A second positive development stemming from these tax changes is a possibly significant decrease in home prices. Home sellers will likely face depressed demand in the market due to the aforementioned restrictions on housing-related tax deductions, with the National Association of Realtors estimating that home values could drop over 10 percent upon the bill’s passage. While a huge blow for existing homeowners’ net worth, this potential development would be highly beneficial for first-time homebuyers who are looking to stop renting in a few years’ time.

While homeowners actively looking to sell may lament the probable decline of the worth of their housing assets, a particular small-business deduction found in the Tax Cuts and Jobs Act of 2017 will increase the capital gains of any existing homeowner opens his property for rent. According to Amanda Becker of Reuters, the “pass-through” rule is a provision in the tax bill that will create a 20 percent business income deduction for sole proprietors and owners in either partnerships and other non-corporate enterprises. Investors in single-family homes will be able to write off all the expenses of running a rental home, as properties can still be considered businesses under the current tax code; if these homeowners are willing to convert some of their properties into rental residencies, the current tax climate will be very favorable to their endeavors.

Lastly, these economic pressures encouraging renting fall in line with sustained behavior trends within the housing market amongst younger demographics. A 2017 Pew Research Center study showed that between 2006 and 2016, the number of household heads who owned homes fell by 1.1 million; meanwhile, the number of household heads renting rose by 8.7 million within the same span. While this trend likely was primarily influenced by the Great Recession and housing crisis, it is worth noting that the number of homeowners steadily dropped for the entire decade, well after the economy started to recover. As the study notes, these increases were particularly significant for young adults, with approximately 65 percent of households headed by people under 35 being rentals in 2016 (compared with only 57 percent in 2006). In a separate Pew Research Center study, it was reported that 72 percent of renters polled in 2016 wanted to buy a house sometime in the future, a statistic down from 81 percent from just 2011 when the effects of the housing crisis were readily tangible. While it is apparent that the great majority of young Americans still prefer the idea of owning their own homes, renting homes is clearly not a foreign concept and is a currently a widespread practice.

Recent changes in the economy may shed light on a widespread evolution of consumer preferences. The rise of platforms such as Uber, Airbnb and even the Zagster bike-sharing initiative on Dartmouth’s campus all seem to show an increased willingness – especially amongst millennials – towards sharing expensive durable goods. Perhaps these behavioral shifts are part of the reason why young adults are increasingly receptive about renting instead of buying homes.
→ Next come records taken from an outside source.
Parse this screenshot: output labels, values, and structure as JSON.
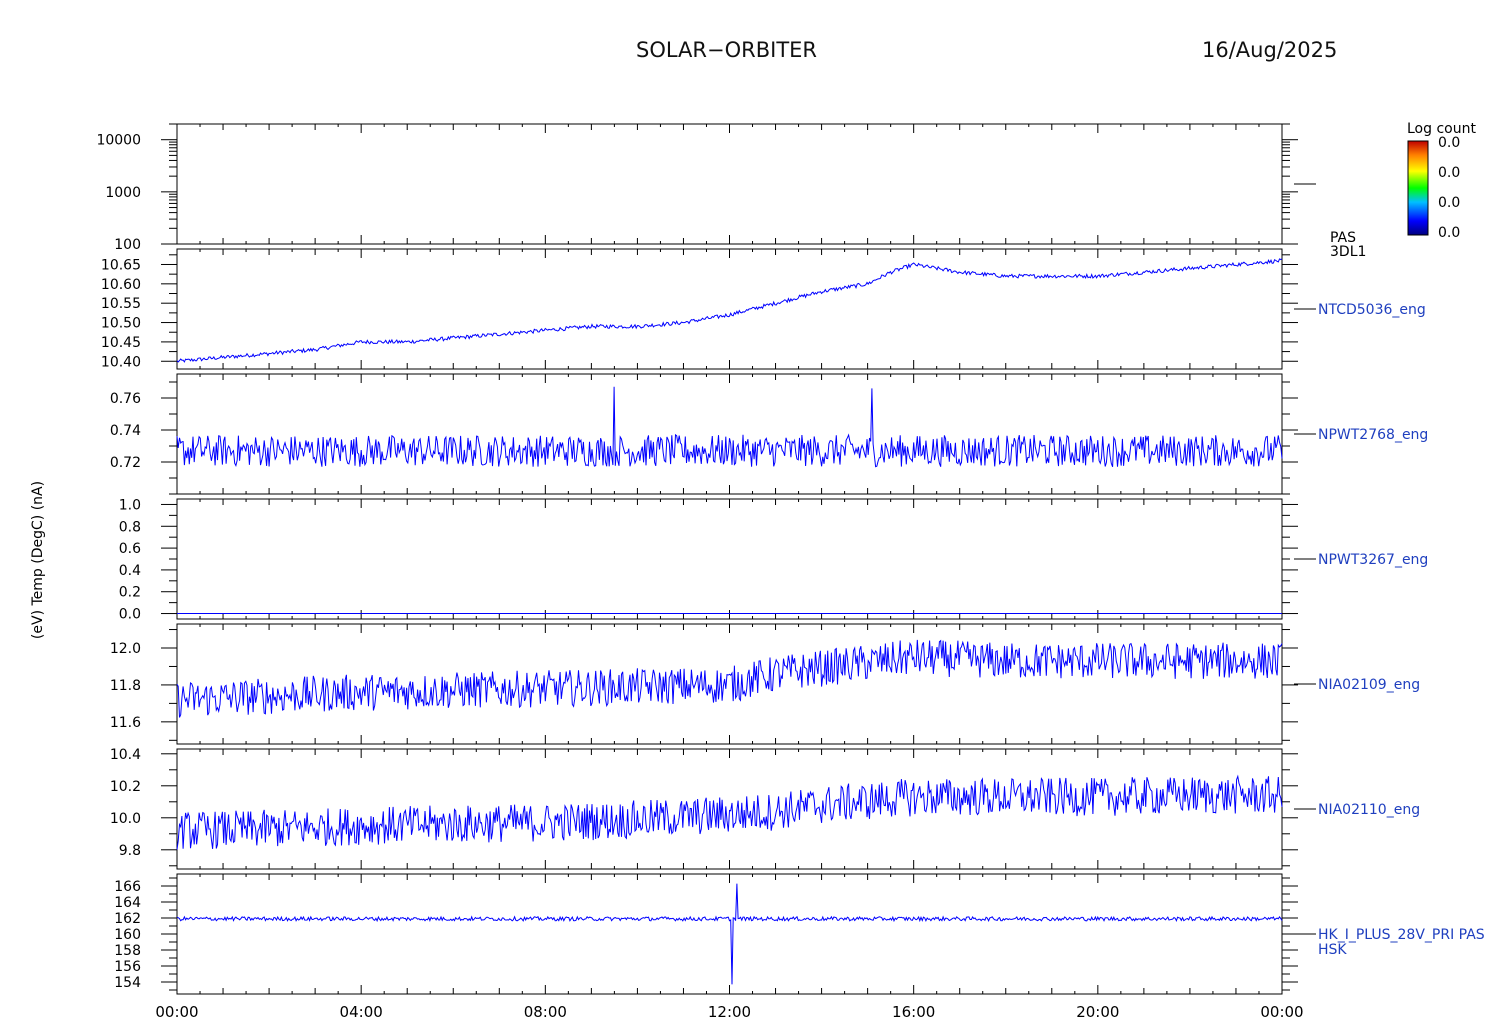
{
  "header": {
    "mission": "SOLAR−ORBITER",
    "date": "16/Aug/2025"
  },
  "colorbar": {
    "title": "Log count",
    "labels": [
      "0.0",
      "0.0",
      "0.0",
      "0.0"
    ]
  },
  "left_axis_label_overlap": "(nA)",
  "colors": {
    "trace": "#0000ff",
    "label": "#1f3fbf",
    "axis": "#000000"
  },
  "chart_data": [
    {
      "type": "heatmap",
      "panel_id": "pas",
      "ylabel": "(eV)",
      "yscale": "log",
      "ylim": [
        100,
        20000
      ],
      "yticks": [
        100,
        1000,
        10000
      ],
      "ytick_labels": [
        "100",
        "1000",
        "10000"
      ],
      "right_labels": [
        "PAS",
        "3DL1"
      ],
      "values": []
    },
    {
      "type": "line",
      "panel_id": "ntcd",
      "ylabel": "Temp (DegC)",
      "ylim": [
        10.38,
        10.69
      ],
      "yticks": [
        10.4,
        10.45,
        10.5,
        10.55,
        10.6,
        10.65
      ],
      "ytick_labels": [
        "10.40",
        "10.45",
        "10.50",
        "10.55",
        "10.60",
        "10.65"
      ],
      "right_labels": [
        "NTCD5036_eng"
      ],
      "series": [
        {
          "x_hours": [
            0,
            1,
            2,
            3,
            4,
            5,
            6,
            7,
            8,
            9,
            10,
            11,
            12,
            13,
            14,
            15,
            15.5,
            16,
            16.5,
            17,
            18,
            19,
            20,
            21,
            22,
            23,
            24
          ],
          "values": [
            10.4,
            10.41,
            10.42,
            10.43,
            10.45,
            10.45,
            10.46,
            10.47,
            10.48,
            10.49,
            10.49,
            10.5,
            10.52,
            10.55,
            10.58,
            10.6,
            10.63,
            10.65,
            10.64,
            10.63,
            10.62,
            10.62,
            10.62,
            10.63,
            10.64,
            10.65,
            10.66
          ],
          "noise": 0.005
        }
      ]
    },
    {
      "type": "line",
      "panel_id": "npwt2768",
      "ylabel": "",
      "ylim": [
        0.7,
        0.775
      ],
      "yticks": [
        0.72,
        0.74,
        0.76
      ],
      "ytick_labels": [
        "0.72",
        "0.74",
        "0.76"
      ],
      "right_labels": [
        "NPWT2768_eng"
      ],
      "series": [
        {
          "x_hours": [
            0,
            24
          ],
          "values": [
            0.727,
            0.727
          ],
          "noise": 0.01,
          "spikes": [
            [
              9.5,
              0.767
            ],
            [
              15.1,
              0.766
            ]
          ]
        }
      ]
    },
    {
      "type": "line",
      "panel_id": "npwt3267",
      "ylabel": "",
      "ylim": [
        -0.05,
        1.05
      ],
      "yticks": [
        0.0,
        0.2,
        0.4,
        0.6,
        0.8,
        1.0
      ],
      "ytick_labels": [
        "0.0",
        "0.2",
        "0.4",
        "0.6",
        "0.8",
        "1.0"
      ],
      "right_labels": [
        "NPWT3267_eng"
      ],
      "series": [
        {
          "x_hours": [
            0,
            24
          ],
          "values": [
            0.0,
            0.0
          ],
          "noise": 0
        }
      ]
    },
    {
      "type": "line",
      "panel_id": "nia02109",
      "ylabel": "",
      "ylim": [
        11.48,
        12.13
      ],
      "yticks": [
        11.6,
        11.8,
        12.0
      ],
      "ytick_labels": [
        "11.6",
        "11.8",
        "12.0"
      ],
      "right_labels": [
        "NIA02109_eng"
      ],
      "series": [
        {
          "x_hours": [
            0,
            2,
            4,
            6,
            8,
            10,
            12,
            13,
            14,
            16,
            18,
            20,
            22,
            24
          ],
          "values": [
            11.72,
            11.74,
            11.76,
            11.77,
            11.78,
            11.79,
            11.8,
            11.86,
            11.89,
            11.95,
            11.93,
            11.93,
            11.93,
            11.93
          ],
          "noise": 0.1
        }
      ]
    },
    {
      "type": "line",
      "panel_id": "nia02110",
      "ylabel": "",
      "ylim": [
        9.68,
        10.43
      ],
      "yticks": [
        9.8,
        10.0,
        10.2,
        10.4
      ],
      "ytick_labels": [
        "9.8",
        "10.0",
        "10.2",
        "10.4"
      ],
      "right_labels": [
        "NIA02110_eng"
      ],
      "series": [
        {
          "x_hours": [
            0,
            2,
            4,
            6,
            8,
            10,
            12,
            13,
            14,
            16,
            18,
            20,
            22,
            24
          ],
          "values": [
            9.92,
            9.93,
            9.95,
            9.96,
            9.97,
            9.99,
            10.02,
            10.04,
            10.08,
            10.13,
            10.13,
            10.13,
            10.14,
            10.14
          ],
          "noise": 0.12
        }
      ]
    },
    {
      "type": "line",
      "panel_id": "hk_i_plus",
      "ylabel": "(nA)",
      "ylim": [
        152.5,
        167.5
      ],
      "yticks": [
        154,
        156,
        158,
        160,
        162,
        164,
        166
      ],
      "ytick_labels": [
        "154",
        "156",
        "158",
        "160",
        "162",
        "164",
        "166"
      ],
      "right_labels": [
        "HK_I_PLUS_28V_PRI PAS",
        "HSK"
      ],
      "series": [
        {
          "x_hours": [
            0,
            24
          ],
          "values": [
            161.9,
            161.9
          ],
          "noise": 0.25,
          "spikes": [
            [
              12.05,
              153.7
            ],
            [
              12.15,
              166.3
            ]
          ]
        }
      ]
    }
  ],
  "x_axis": {
    "label_hours": [
      0,
      4,
      8,
      12,
      16,
      20,
      24
    ],
    "tick_labels": [
      "00:00",
      "04:00",
      "08:00",
      "12:00",
      "16:00",
      "20:00",
      "00:00"
    ]
  }
}
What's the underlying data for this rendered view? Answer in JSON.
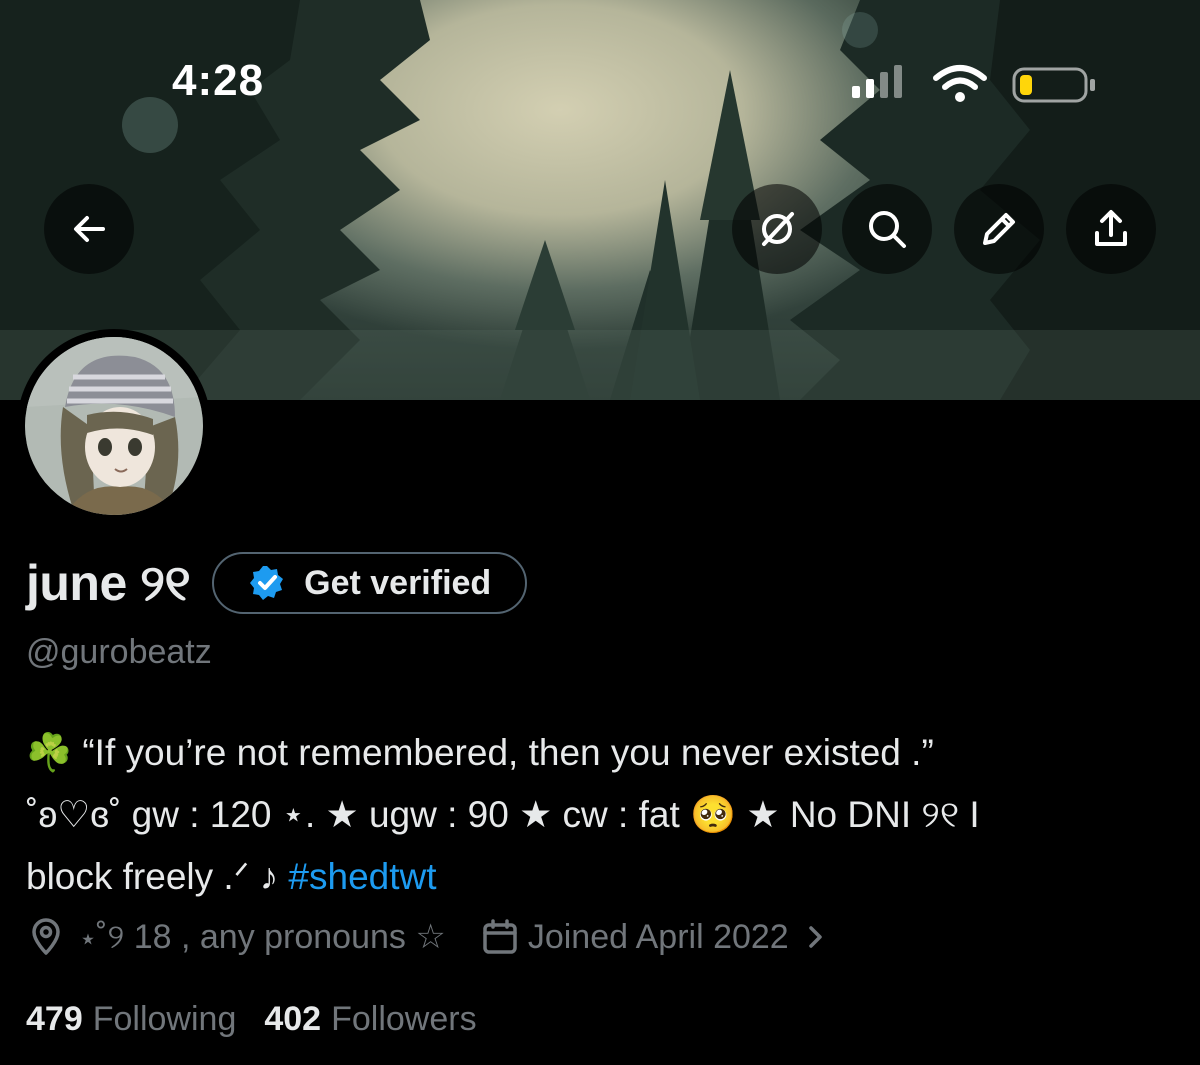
{
  "status_bar": {
    "time": "4:28",
    "icons": [
      "cellular-signal-icon",
      "wifi-icon",
      "battery-icon"
    ]
  },
  "header": {
    "buttons": [
      "back-arrow-icon",
      "grok-icon",
      "search-icon",
      "edit-pencil-icon",
      "share-icon"
    ]
  },
  "profile": {
    "display_name": "june ୨୧",
    "verify_label": "Get verified",
    "handle": "@gurobeatz",
    "bio_line1": "☘️ “If you’re not remembered, then you never existed .”",
    "bio_line2": "˚ʚ♡ɞ˚ gw : 120 ⋆. ★ ugw : 90 ★ cw : fat 🥺 ★ No DNI ୨୧ I",
    "bio_line3": "block freely .ᐟ ♪ ",
    "bio_hashtag": "#shedtwt",
    "location": "⋆˚୨ 18 , any pronouns ☆",
    "joined": "Joined April 2022",
    "following_count": "479",
    "following_label": "Following",
    "followers_count": "402",
    "followers_label": "Followers"
  },
  "colors": {
    "background": "#000000",
    "primary_text": "#e7e9ea",
    "secondary_text": "#71767b",
    "link": "#1d9bf0",
    "verified_badge": "#1d9bf0"
  }
}
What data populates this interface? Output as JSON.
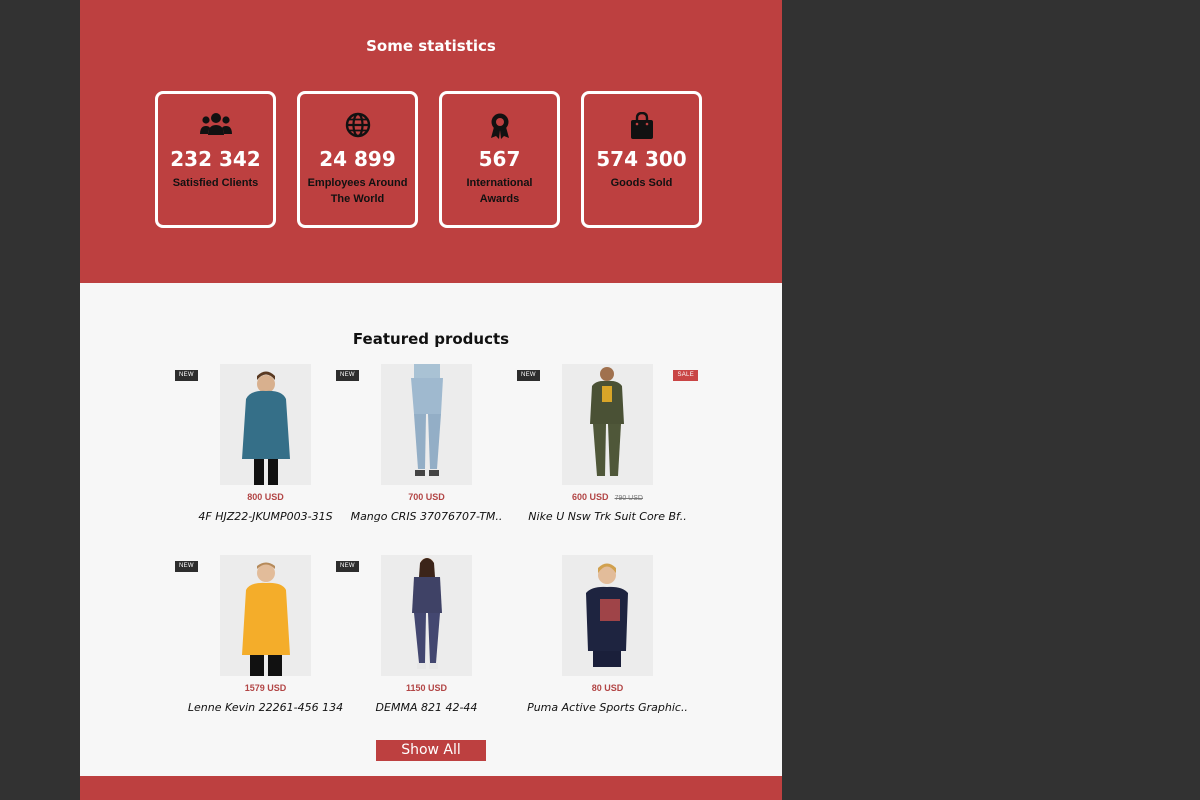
{
  "statistics": {
    "title": "Some statistics",
    "items": [
      {
        "icon": "users-icon",
        "value": "232 342",
        "label": "Satisfied Clients"
      },
      {
        "icon": "globe-icon",
        "value": "24 899",
        "label": "Employees Around The World"
      },
      {
        "icon": "award-icon",
        "value": "567",
        "label": "International Awards"
      },
      {
        "icon": "shopping-bag-icon",
        "value": "574 300",
        "label": "Goods Sold"
      }
    ]
  },
  "featured": {
    "title": "Featured products",
    "products": [
      {
        "badge": "NEW",
        "sale_badge": "",
        "price": "800 USD",
        "old_price": "",
        "name": "4F HJZ22-JKUMP003-31S"
      },
      {
        "badge": "NEW",
        "sale_badge": "",
        "price": "700 USD",
        "old_price": "",
        "name": "Mango CRIS 37076707-TM.."
      },
      {
        "badge": "NEW",
        "sale_badge": "SALE",
        "price": "600 USD",
        "old_price": "790 USD",
        "name": "Nike U Nsw Trk Suit Core Bf.."
      },
      {
        "badge": "NEW",
        "sale_badge": "",
        "price": "1579 USD",
        "old_price": "",
        "name": "Lenne Kevin 22261-456 134"
      },
      {
        "badge": "NEW",
        "sale_badge": "",
        "price": "1150 USD",
        "old_price": "",
        "name": "DEMMA 821 42-44"
      },
      {
        "badge": "",
        "sale_badge": "",
        "price": "80 USD",
        "old_price": "",
        "name": "Puma Active Sports Graphic.."
      }
    ],
    "show_all_label": "Show All"
  },
  "colors": {
    "brand_red": "#bd4040",
    "page_bg": "#f7f7f7",
    "outer_bg": "#323232"
  }
}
With ever-mounting college tuition and healthcare costs, young Americans would be wise to strongly consider adapting to these trends, and to look at longer-term renting options. While the tax bill’s changes may make owning a home seem even more far-fetched for many young Americans in the short-term, perhaps the economic incentives embedded in it will further dispel the narrative that owning a home is quintessential to achieving the American Dream.